I used to photograph children on a daily basis. When time allowed, I always started the sessions without my camera... just being friendly.

I hope you captured something you can use.

05-10-2004, 10:27 AM
if you could show up a little early and just hang out with the family... find out what the kids like to do and engage them in it. Maybe a video game or a favorite toy or activity.

Joel... this is excellent advice.
We used to have a consultation first where we meet the kids and parents (most cases mom only) and talked over clothing/prop choices... most importantly, it got the kids used to us.

This thread is just snowballing with great ideas from everyone! :clap:


Allen Carter
05-11-2004, 01:17 PM
Hello there,

I have to put in my 2 cents. Never give children Oreos or red punch before taking photos. Oreos will blacken their teeth and red punch ends up on their pretty white dress. Talk to babies. No one really talks to them and they want to know what you are doing. If you explain to them, they will pay attention to you. Make some photos before you use props. Ask them to hold something for you. They will beam if you think they are big enough. Small children are fun to work with. Teenagers can be tough. I usualy say "If you smile for a nice picture for Mom, then I'll make a few just for you with your sunglasses".


05-13-2004, 01:18 PM
This piece of advice comes from directing (stage), but I think it should translate: Give the child some "business." The plain-English translation is something to do; it makes actors less self-conscious to be they're focused on doing something.

So, perhaps take along something like a chess set, and once everyone is introduced, ask child or children to set it up? That should result in natural interactions at an angle conducive to taking a few candid shots. If they need help (or even if they don't!), explain which square the queen goes on -- they're likely to look up at you as you explain it.

05-13-2004, 02:45 PM
Thank you for starting this thread. Lots of great info here for portrait artists who work from their own reference images.
Bernie, thank you so much for adding some great info based on your experience and background!
I won't add anythign as I don't have much technical info to add.
Just, wanted to add, digital cameras (mine anyway) are much easier to use and way more sensitive in natural or lower lighting conditions than my slr is. I have a Nikon FE1 or 2 (I think, cannot recall) and a Pentax Optio 330GS digital 3.1 megapix. My Nikkor portrait lense is fantastic but the digital seems to be excellent for use without the flash and I don't get blurry pictures as much when holding it by hand in lower lighting conditions.
I tend to prefer no flash. I will work from a crappier No Flash photo before I will work from a really clear Flash photo. I can generally add to or fix the natural lighting crappier photo to my liking in my portraits.

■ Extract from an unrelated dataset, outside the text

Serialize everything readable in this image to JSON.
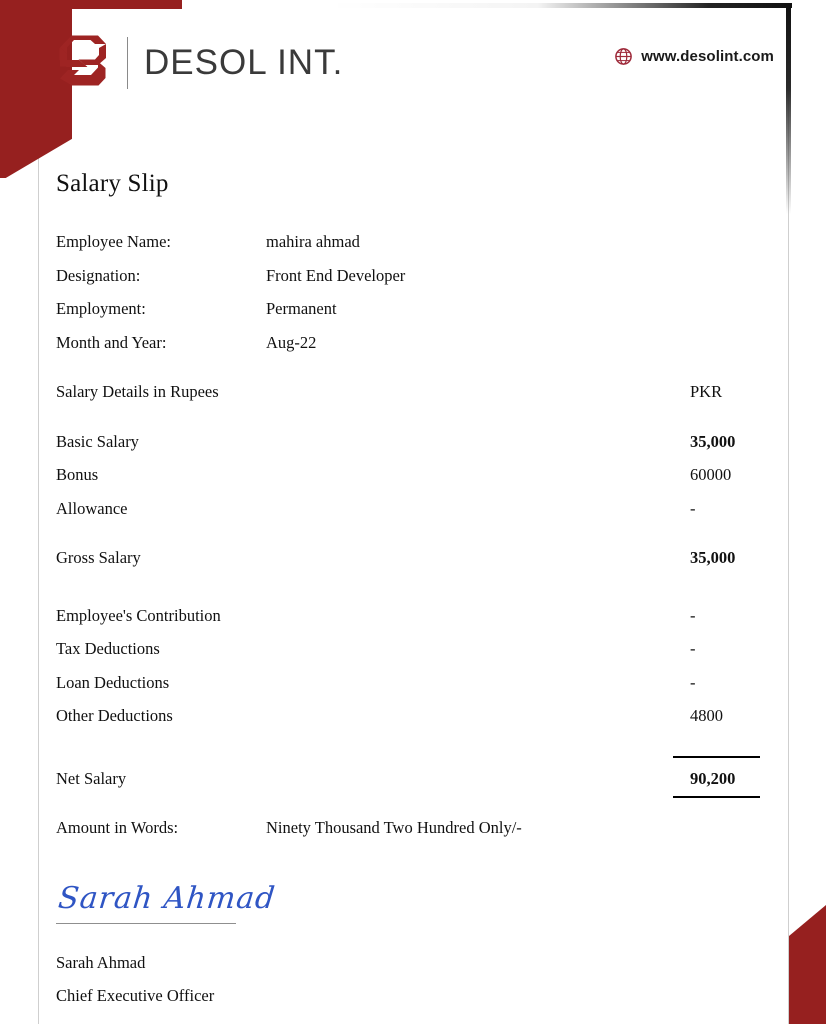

Laura Shelley
05-15-2004, 06:42 PM
I've done my photo session, and the advice on this thread was invaluable. I took three 24-exposure rolls in about an hour while chasing two kids around a park. I brought an army blanket to put on the ground for sitting poses, and mostly shot in the shade or in filtered sunlight. Then I put them on the play equipment for standing shots with their heads on the same level.

I had my sheet of white foamcore for a reflector, and I wore a lot of jewelry so I could give it to the little girl to play with while I took pictures. Her older brother was much more cooperative than she was, but is a stiff smiler, unfortunately. I got him unawares several times, so I have some better material than the "posed" shots.

I am going to do some things differently next time: use 400 ASA film rather than 200 when I am shooting fast-moving kids, and try some backlit situations as well as frontally lit ones. I also felt the lack of automatic focus, but that's going to have to wait until I get a new camera. Mom was rather in the way and issuing orders to the kids--"Smile! I told you to smile!" But I'm not sure how you get her out of the picture, so to speak. I made her hold the foamcore, though. :)

After looking at the developed rolls, about a dozen of the photos are possibles, and about six of those are good enough to show to the parents, though I certainly have a way to go before I'm proficient at this. I'm very glad I asked some questions first!